[INPUT Boundary: Start]

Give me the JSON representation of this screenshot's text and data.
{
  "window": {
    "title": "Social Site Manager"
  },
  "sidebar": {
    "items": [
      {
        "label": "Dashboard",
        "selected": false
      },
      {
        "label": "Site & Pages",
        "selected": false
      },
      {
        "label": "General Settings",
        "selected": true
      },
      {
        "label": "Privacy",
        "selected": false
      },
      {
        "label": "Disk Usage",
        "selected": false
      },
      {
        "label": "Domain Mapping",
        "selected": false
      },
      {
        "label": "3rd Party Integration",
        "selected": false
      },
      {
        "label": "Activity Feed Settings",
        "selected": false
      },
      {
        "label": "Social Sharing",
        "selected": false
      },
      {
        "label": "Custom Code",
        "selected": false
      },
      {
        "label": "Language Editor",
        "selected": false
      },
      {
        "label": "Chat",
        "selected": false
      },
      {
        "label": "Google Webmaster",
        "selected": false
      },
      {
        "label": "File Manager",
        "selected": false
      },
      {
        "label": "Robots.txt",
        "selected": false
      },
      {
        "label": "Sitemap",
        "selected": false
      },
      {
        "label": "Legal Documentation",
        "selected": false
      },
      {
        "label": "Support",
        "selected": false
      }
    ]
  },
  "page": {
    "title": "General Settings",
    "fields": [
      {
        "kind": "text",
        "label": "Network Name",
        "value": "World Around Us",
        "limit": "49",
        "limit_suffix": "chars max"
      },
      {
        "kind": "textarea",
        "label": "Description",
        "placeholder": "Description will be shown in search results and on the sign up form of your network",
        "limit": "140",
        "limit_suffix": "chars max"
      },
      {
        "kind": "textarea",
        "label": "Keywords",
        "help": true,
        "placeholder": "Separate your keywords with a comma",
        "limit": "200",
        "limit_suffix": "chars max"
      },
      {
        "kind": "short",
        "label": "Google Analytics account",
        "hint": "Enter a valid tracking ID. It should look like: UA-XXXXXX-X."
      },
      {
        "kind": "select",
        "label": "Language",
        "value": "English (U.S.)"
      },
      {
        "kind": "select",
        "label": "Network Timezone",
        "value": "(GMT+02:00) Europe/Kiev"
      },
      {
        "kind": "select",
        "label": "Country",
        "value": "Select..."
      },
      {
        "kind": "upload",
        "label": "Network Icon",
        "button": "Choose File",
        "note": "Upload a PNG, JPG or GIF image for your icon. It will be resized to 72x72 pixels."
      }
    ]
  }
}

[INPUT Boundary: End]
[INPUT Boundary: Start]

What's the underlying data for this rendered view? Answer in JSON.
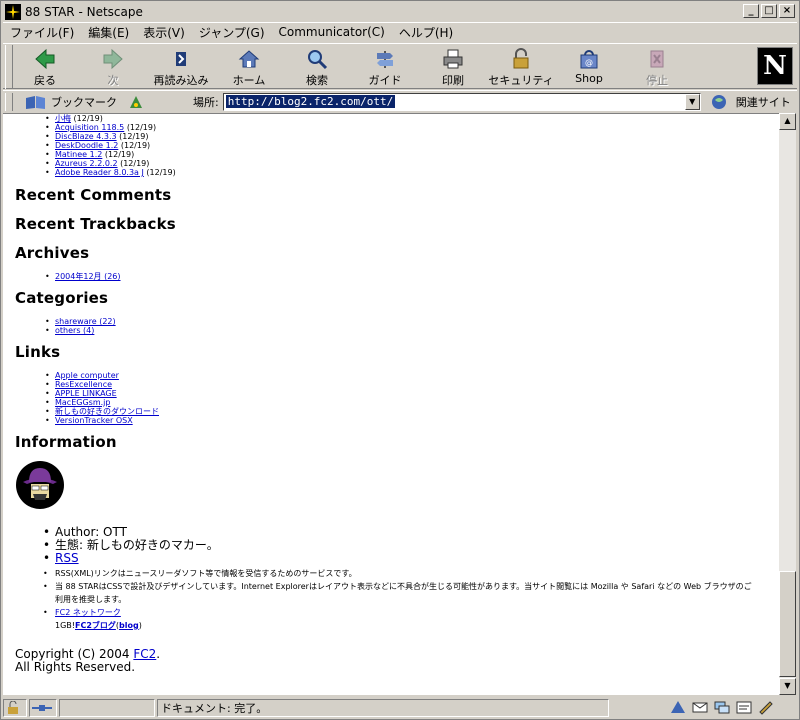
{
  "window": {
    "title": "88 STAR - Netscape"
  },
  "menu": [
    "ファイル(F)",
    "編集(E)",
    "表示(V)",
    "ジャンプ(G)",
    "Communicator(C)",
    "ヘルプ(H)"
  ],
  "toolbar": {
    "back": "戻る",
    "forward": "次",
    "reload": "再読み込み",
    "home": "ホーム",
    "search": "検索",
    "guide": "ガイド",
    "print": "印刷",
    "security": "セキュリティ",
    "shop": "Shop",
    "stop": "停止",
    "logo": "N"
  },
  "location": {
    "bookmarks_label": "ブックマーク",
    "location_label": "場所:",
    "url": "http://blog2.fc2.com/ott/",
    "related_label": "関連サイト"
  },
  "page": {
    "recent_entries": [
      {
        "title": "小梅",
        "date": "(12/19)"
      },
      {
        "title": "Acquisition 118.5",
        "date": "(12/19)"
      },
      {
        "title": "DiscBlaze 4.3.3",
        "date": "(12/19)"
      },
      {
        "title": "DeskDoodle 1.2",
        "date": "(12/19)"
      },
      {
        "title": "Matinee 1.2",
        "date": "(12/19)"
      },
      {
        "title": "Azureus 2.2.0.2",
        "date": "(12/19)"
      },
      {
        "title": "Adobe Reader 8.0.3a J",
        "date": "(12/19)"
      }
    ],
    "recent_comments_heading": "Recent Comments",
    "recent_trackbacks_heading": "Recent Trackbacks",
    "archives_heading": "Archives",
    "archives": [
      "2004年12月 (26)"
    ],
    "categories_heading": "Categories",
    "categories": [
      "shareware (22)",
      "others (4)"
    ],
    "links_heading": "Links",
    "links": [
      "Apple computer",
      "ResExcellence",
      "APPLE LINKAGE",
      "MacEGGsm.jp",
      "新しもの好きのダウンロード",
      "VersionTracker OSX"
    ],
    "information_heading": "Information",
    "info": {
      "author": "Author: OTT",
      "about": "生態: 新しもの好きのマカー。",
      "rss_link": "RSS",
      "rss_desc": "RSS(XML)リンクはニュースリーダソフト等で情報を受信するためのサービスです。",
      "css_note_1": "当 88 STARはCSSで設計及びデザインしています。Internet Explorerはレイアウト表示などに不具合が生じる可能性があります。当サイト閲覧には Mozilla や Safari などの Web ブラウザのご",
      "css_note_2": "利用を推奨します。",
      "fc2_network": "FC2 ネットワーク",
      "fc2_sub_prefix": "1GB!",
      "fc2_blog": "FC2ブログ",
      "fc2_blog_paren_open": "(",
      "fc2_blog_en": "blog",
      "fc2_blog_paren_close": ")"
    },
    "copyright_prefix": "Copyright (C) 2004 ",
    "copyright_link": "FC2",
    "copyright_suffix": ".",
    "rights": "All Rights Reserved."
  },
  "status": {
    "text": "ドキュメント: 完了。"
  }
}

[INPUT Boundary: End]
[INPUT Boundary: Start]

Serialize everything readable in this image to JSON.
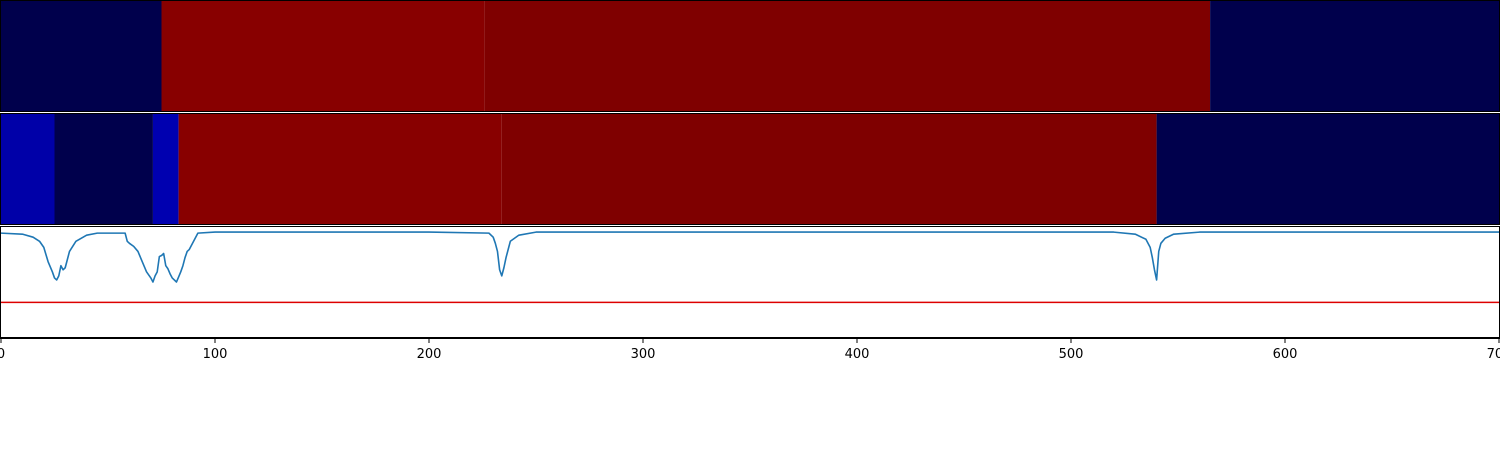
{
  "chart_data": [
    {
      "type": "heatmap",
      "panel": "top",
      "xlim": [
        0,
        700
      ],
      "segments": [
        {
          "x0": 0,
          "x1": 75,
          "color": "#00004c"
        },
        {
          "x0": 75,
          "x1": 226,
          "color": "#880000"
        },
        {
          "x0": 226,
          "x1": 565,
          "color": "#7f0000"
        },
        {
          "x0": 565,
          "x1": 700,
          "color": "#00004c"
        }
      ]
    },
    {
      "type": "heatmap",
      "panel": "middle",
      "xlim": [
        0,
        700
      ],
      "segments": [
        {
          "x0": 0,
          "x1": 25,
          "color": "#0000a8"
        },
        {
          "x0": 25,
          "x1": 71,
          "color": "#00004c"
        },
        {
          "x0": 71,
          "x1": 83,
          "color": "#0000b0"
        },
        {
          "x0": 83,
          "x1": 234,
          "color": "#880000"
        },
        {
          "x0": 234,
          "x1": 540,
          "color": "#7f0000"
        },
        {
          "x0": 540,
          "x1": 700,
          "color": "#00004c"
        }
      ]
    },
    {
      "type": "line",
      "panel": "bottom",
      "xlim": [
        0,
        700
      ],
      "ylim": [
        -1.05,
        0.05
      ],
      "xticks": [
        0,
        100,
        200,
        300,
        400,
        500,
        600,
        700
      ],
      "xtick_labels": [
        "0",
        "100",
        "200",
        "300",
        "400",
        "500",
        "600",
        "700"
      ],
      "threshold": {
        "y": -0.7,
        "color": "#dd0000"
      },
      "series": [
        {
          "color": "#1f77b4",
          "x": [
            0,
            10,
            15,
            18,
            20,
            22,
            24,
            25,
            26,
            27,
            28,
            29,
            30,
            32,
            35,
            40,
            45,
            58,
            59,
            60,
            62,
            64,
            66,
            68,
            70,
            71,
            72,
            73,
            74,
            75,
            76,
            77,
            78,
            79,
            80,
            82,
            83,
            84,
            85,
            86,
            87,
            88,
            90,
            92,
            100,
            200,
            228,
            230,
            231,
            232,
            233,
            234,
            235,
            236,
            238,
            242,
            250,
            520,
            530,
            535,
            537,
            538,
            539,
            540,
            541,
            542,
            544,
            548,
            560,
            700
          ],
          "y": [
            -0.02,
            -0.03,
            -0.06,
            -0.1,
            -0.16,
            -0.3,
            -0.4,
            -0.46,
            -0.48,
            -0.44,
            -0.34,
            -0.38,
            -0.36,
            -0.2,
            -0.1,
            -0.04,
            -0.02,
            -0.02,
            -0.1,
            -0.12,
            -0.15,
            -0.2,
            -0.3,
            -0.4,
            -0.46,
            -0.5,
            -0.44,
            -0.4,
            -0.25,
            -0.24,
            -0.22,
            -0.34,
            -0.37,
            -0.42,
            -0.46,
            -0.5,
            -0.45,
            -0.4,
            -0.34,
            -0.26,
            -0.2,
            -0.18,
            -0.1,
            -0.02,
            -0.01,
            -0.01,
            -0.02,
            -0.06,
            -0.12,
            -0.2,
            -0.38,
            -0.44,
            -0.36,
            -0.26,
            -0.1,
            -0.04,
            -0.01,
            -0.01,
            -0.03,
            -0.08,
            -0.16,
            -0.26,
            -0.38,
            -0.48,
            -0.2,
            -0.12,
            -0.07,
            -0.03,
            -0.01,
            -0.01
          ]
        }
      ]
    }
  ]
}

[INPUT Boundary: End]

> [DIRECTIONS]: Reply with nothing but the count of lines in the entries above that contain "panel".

> [EXERCISE RESULT]: 3